7 Cebu Statues And Monuments You’ve Probably Already Seen (Or Not)

Cebu’s rich past is best commemorated with statues and monuments, right?
posted on: Wednesday, September 24, 2014
Write. Write. Write. Done!
Digital Agitator

If you’re in Cebu, you’ve probably already travelled far enough to recognize some famous statues and monuments depicting our rich past.

What about these? Would you recognize them?

1. Jose Rizal Monument in Carcar

Constantine Agustin via Flickr | biagkensiak.wordpress.com

Carcar is a heritage city so it’s no surprise why they have put up a monument of Rizal.


Anyway, there’s also another famous monument in Carcar…

2. Leon Kilat

National Historical Commission of the Philippines

Leon Kilat was a Filipino hero who led the revolt in Cebu against the Spaniards. He was betrayed and murdered in Carcar in 1898.

Ariel Alexis | scorpio-sojourn.blogspot.com

Leon Kilat’s real name is Pantaleon Villegas and the horse he rode was named “Puti”.

3. Heritage of Cebu Monument

Located in Parian, the monument depicts various historical scenes of Cebu…

Like the arrival of Magellan:


and the introduction of Christianity:


4. Colon Obelisk

Well, the oldest street in the Philippines deserves its own monument.


The Obelisk is also known as Colon Marker. It has a plaque that details the history of the street.

5. Rajah Humabon Statue


Rajah Humabon was the Rajah of Cebu at the time when Magellan arrived in the island. Like how the pre-colonial Cebuanos are portrayed, this guy is marked with tattoos all over his body.

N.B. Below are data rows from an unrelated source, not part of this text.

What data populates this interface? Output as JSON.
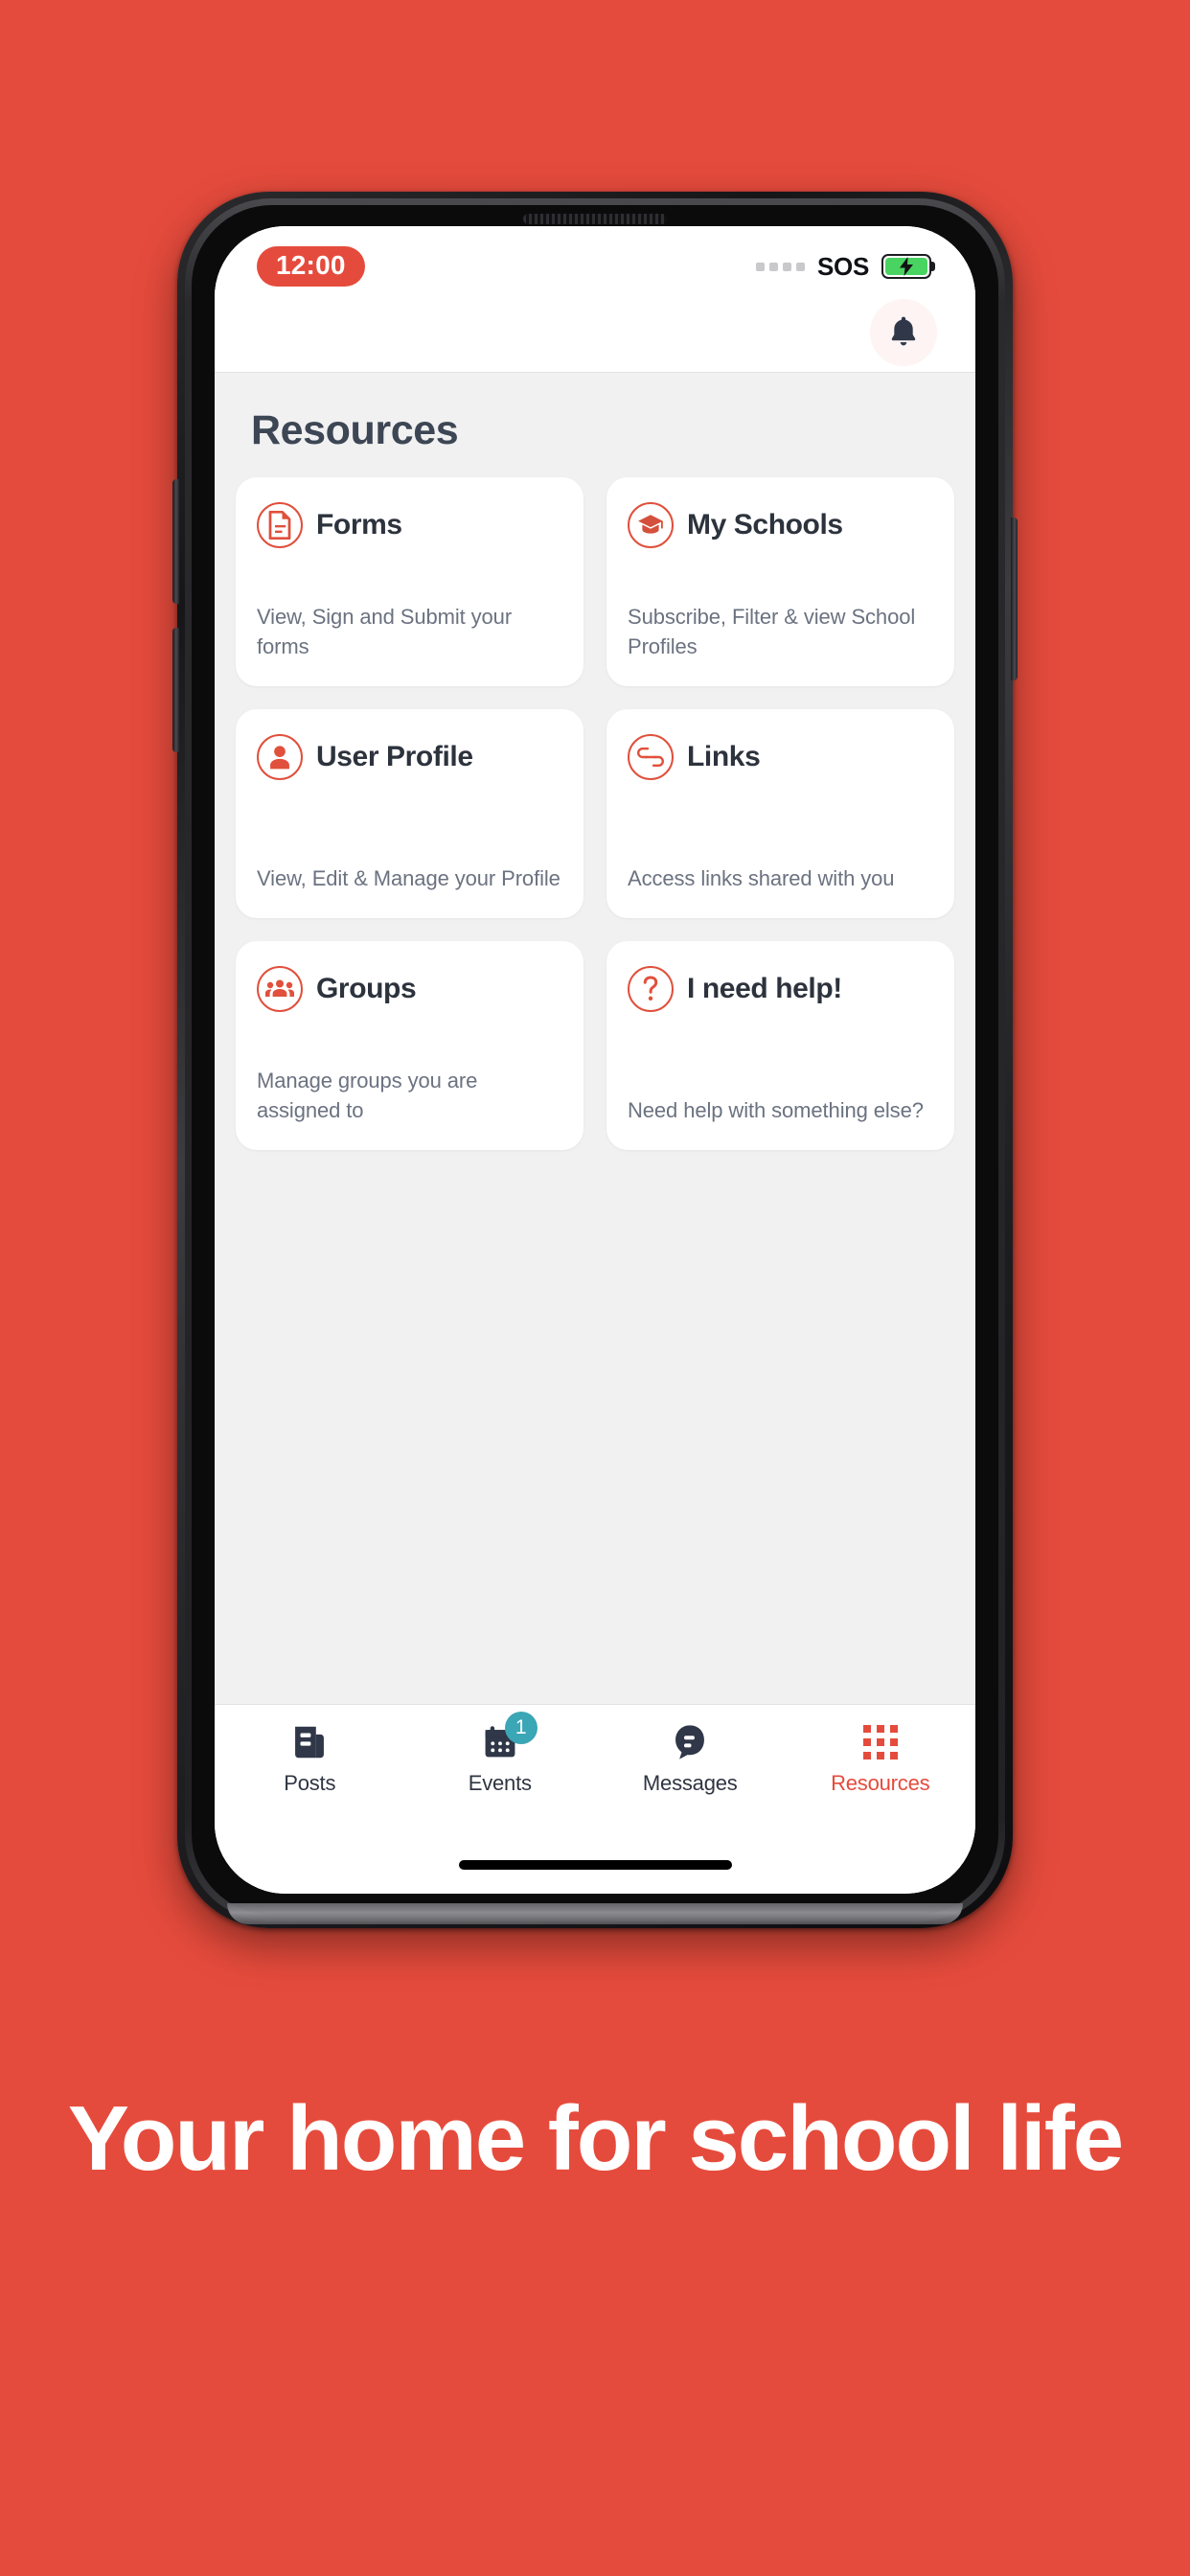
{
  "theme": {
    "brand_red": "#E54B3C",
    "icon_red": "#E0503C",
    "badge_teal": "#3BA6B5",
    "text_dark": "#2d333d",
    "text_muted": "#6b7280",
    "screen_bg": "#f1f1f1"
  },
  "status_bar": {
    "time": "12:00",
    "signal_icon": "signal-dots-icon",
    "sos_label": "SOS",
    "battery_icon": "battery-charging-icon",
    "battery_state": "charging"
  },
  "nav": {
    "notification_icon": "bell-icon"
  },
  "main": {
    "title": "Resources",
    "cards": [
      {
        "icon": "document-icon",
        "title": "Forms",
        "description": "View, Sign and Submit your forms"
      },
      {
        "icon": "graduation-cap-icon",
        "title": "My Schools",
        "description": "Subscribe, Filter & view School Profiles"
      },
      {
        "icon": "user-icon",
        "title": "User Profile",
        "description": "View, Edit & Manage your Profile"
      },
      {
        "icon": "link-icon",
        "title": "Links",
        "description": "Access links shared with you"
      },
      {
        "icon": "people-icon",
        "title": "Groups",
        "description": "Manage groups you are assigned to"
      },
      {
        "icon": "question-mark-icon",
        "title": "I need help!",
        "description": "Need help with something else?"
      }
    ]
  },
  "tab_bar": {
    "tabs": [
      {
        "label": "Posts",
        "icon": "news-icon",
        "badge": "",
        "active": false
      },
      {
        "label": "Events",
        "icon": "calendar-icon",
        "badge": "1",
        "active": false
      },
      {
        "label": "Messages",
        "icon": "chat-icon",
        "badge": "",
        "active": false
      },
      {
        "label": "Resources",
        "icon": "grid-icon",
        "badge": "",
        "active": true
      }
    ]
  },
  "promo": {
    "headline": "Your home for school life"
  }
}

A statue of Rajah Humabon can be found in in Plaza Hamabar, located in Downtown Cebu City.

6. Miguel Lopez de Legazpi Statue


Legazpi was a Spanish explorer who established Spain’s dominion over the Philippines and served as the first governor of the country.

A statue of him can be found in Fort San Pedro. Fort San Pedro was built at the time of Legazpi’s administration.

7. Cebu Veterans Memorial


This monument in Plaza Independencia was erected to honor the war veterans. It bears the description:

“This monument, an eloquent oblation like hands reaching for heaven, soulful in supplication, stands for the noble living and the noble dead whose dreams and hopes shall in the end, hopefully find reward in an enduring freedom from all kinds of tyrannies, suppressions, fear and want.” – Prof. Julian N. Jumalon

Did I miss some? Obviously.

Well, feel free to add some more and I’ll probably visit them… someday.